### Records for the task
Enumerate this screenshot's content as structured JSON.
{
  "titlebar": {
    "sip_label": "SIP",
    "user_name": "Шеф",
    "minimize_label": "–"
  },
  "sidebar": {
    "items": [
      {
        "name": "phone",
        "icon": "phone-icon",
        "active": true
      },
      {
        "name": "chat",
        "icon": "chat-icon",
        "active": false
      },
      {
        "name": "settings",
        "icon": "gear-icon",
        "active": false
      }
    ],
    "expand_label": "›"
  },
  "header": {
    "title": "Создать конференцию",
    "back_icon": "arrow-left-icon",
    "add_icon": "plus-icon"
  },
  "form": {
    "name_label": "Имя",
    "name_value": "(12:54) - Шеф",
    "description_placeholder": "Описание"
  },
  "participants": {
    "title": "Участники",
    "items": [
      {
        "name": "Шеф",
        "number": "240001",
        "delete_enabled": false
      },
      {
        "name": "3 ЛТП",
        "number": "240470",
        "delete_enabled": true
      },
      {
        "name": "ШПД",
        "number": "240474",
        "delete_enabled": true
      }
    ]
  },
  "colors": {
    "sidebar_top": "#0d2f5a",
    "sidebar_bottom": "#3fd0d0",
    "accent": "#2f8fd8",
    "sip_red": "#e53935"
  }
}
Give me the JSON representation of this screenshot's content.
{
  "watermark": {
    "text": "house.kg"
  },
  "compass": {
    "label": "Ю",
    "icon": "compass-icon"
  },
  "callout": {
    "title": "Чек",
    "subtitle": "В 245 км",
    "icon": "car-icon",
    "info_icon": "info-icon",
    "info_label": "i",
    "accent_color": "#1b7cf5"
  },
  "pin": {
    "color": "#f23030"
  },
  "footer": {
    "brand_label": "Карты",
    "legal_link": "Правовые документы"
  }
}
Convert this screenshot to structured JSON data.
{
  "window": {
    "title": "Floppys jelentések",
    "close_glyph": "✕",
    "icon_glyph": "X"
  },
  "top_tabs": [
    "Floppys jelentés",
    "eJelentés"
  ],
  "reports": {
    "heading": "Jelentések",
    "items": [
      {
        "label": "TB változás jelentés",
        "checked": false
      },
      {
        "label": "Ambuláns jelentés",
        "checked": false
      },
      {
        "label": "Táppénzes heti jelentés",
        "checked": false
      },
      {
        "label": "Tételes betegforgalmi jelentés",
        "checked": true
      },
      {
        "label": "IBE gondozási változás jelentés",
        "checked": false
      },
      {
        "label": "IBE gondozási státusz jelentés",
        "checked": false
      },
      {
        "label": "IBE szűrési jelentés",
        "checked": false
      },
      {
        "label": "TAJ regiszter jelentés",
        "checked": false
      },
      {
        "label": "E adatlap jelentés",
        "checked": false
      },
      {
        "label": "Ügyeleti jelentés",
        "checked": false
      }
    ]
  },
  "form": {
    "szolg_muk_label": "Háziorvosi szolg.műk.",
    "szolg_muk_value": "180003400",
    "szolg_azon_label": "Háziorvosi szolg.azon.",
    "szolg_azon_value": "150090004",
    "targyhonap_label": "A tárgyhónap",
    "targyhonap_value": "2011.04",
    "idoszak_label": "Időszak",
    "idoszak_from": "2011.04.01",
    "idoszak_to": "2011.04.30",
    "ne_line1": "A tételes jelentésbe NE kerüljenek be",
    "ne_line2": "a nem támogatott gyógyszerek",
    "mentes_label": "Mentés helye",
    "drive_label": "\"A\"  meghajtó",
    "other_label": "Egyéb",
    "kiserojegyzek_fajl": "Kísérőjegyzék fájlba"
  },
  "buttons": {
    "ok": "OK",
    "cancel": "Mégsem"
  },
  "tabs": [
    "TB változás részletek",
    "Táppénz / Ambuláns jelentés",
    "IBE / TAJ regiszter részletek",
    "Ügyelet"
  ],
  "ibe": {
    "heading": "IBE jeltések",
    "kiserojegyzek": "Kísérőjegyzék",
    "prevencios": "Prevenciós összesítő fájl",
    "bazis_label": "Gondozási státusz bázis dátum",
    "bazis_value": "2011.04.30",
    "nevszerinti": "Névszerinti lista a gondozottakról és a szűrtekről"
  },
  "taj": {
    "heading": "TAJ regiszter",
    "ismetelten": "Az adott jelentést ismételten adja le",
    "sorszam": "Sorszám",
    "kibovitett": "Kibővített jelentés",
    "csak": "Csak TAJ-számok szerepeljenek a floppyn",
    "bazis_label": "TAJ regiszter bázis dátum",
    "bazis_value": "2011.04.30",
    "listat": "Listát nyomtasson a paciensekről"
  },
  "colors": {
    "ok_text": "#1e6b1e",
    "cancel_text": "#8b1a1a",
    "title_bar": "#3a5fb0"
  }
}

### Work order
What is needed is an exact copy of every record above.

### Your response
Enumerate this screenshot's content as structured JSON.
{
  "titlebar": {
    "sip_label": "SIP",
    "user_name": "Шеф",
    "minimize_label": "–"
  },
  "sidebar": {
    "items": [
      {
        "name": "phone",
        "icon": "phone-icon",
        "active": true
      },
      {
        "name": "chat",
        "icon": "chat-icon",
        "active": false
      },
      {
        "name": "settings",
        "icon": "gear-icon",
        "active": false
      }
    ],
    "expand_label": "›"
  },
  "header": {
    "title": "Создать конференцию",
    "back_icon": "arrow-left-icon",
    "add_icon": "plus-icon"
  },
  "form": {
    "name_label": "Имя",
    "name_value": "(12:54) - Шеф",
    "description_placeholder": "Описание"
  },
  "participants": {
    "title": "Участники",
    "items": [
      {
        "name": "Шеф",
        "number": "240001",
        "delete_enabled": false
      },
      {
        "name": "3 ЛТП",
        "number": "240470",
        "delete_enabled": true
      },
      {
        "name": "ШПД",
        "number": "240474",
        "delete_enabled": true
      }
    ]
  },
  "colors": {
    "sidebar_top": "#0d2f5a",
    "sidebar_bottom": "#3fd0d0",
    "accent": "#2f8fd8",
    "sip_red": "#e53935"
  }
}
Give me the JSON representation of this screenshot's content.
{
  "watermark": {
    "text": "house.kg"
  },
  "compass": {
    "label": "Ю",
    "icon": "compass-icon"
  },
  "callout": {
    "title": "Чек",
    "subtitle": "В 245 км",
    "icon": "car-icon",
    "info_icon": "info-icon",
    "info_label": "i",
    "accent_color": "#1b7cf5"
  },
  "pin": {
    "color": "#f23030"
  },
  "footer": {
    "brand_label": "Карты",
    "legal_link": "Правовые документы"
  }
}
Convert this screenshot to structured JSON data.
{
  "window": {
    "title": "Floppys jelentések",
    "close_glyph": "✕",
    "icon_glyph": "X"
  },
  "top_tabs": [
    "Floppys jelentés",
    "eJelentés"
  ],
  "reports": {
    "heading": "Jelentések",
    "items": [
      {
        "label": "TB változás jelentés",
        "checked": false
      },
      {
        "label": "Ambuláns jelentés",
        "checked": false
      },
      {
        "label": "Táppénzes heti jelentés",
        "checked": false
      },
      {
        "label": "Tételes betegforgalmi jelentés",
        "checked": true
      },
      {
        "label": "IBE gondozási változás jelentés",
        "checked": false
      },
      {
        "label": "IBE gondozási státusz jelentés",
        "checked": false
      },
      {
        "label": "IBE szűrési jelentés",
        "checked": false
      },
      {
        "label": "TAJ regiszter jelentés",
        "checked": false
      },
      {
        "label": "E adatlap jelentés",
        "checked": false
      },
      {
        "label": "Ügyeleti jelentés",
        "checked": false
      }
    ]
  },
  "form": {
    "szolg_muk_label": "Háziorvosi szolg.műk.",
    "szolg_muk_value": "180003400",
    "szolg_azon_label": "Háziorvosi szolg.azon.",
    "szolg_azon_value": "150090004",
    "targyhonap_label": "A tárgyhónap",
    "targyhonap_value": "2011.04",
    "idoszak_label": "Időszak",
    "idoszak_from": "2011.04.01",
    "idoszak_to": "2011.04.30",
    "ne_line1": "A tételes jelentésbe NE kerüljenek be",
    "ne_line2": "a nem támogatott gyógyszerek",
    "mentes_label": "Mentés helye",
    "drive_label": "\"A\"  meghajtó",
    "other_label": "Egyéb",
    "kiserojegyzek_fajl": "Kísérőjegyzék fájlba"
  },
  "buttons": {
    "ok": "OK",
    "cancel": "Mégsem"
  },
  "tabs": [
    "TB változás részletek",
    "Táppénz / Ambuláns jelentés",
    "IBE / TAJ regiszter részletek",
    "Ügyelet"
  ],
  "ibe": {
    "heading": "IBE jeltések",
    "kiserojegyzek": "Kísérőjegyzék",
    "prevencios": "Prevenciós összesítő fájl",
    "bazis_label": "Gondozási státusz bázis dátum",
    "bazis_value": "2011.04.30",
    "nevszerinti": "Névszerinti lista a gondozottakról és a szűrtekről"
  },
  "taj": {
    "heading": "TAJ regiszter",
    "ismetelten": "Az adott jelentést ismételten adja le",
    "sorszam": "Sorszám",
    "kibovitett": "Kibővített jelentés",
    "csak": "Csak TAJ-számok szerepeljenek a floppyn",
    "bazis_label": "TAJ regiszter bázis dátum",
    "bazis_value": "2011.04.30",
    "listat": "Listát nyomtasson a paciensekről"
  },
  "colors": {
    "ok_text": "#1e6b1e",
    "cancel_text": "#8b1a1a",
    "title_bar": "#3a5fb0"
  }
}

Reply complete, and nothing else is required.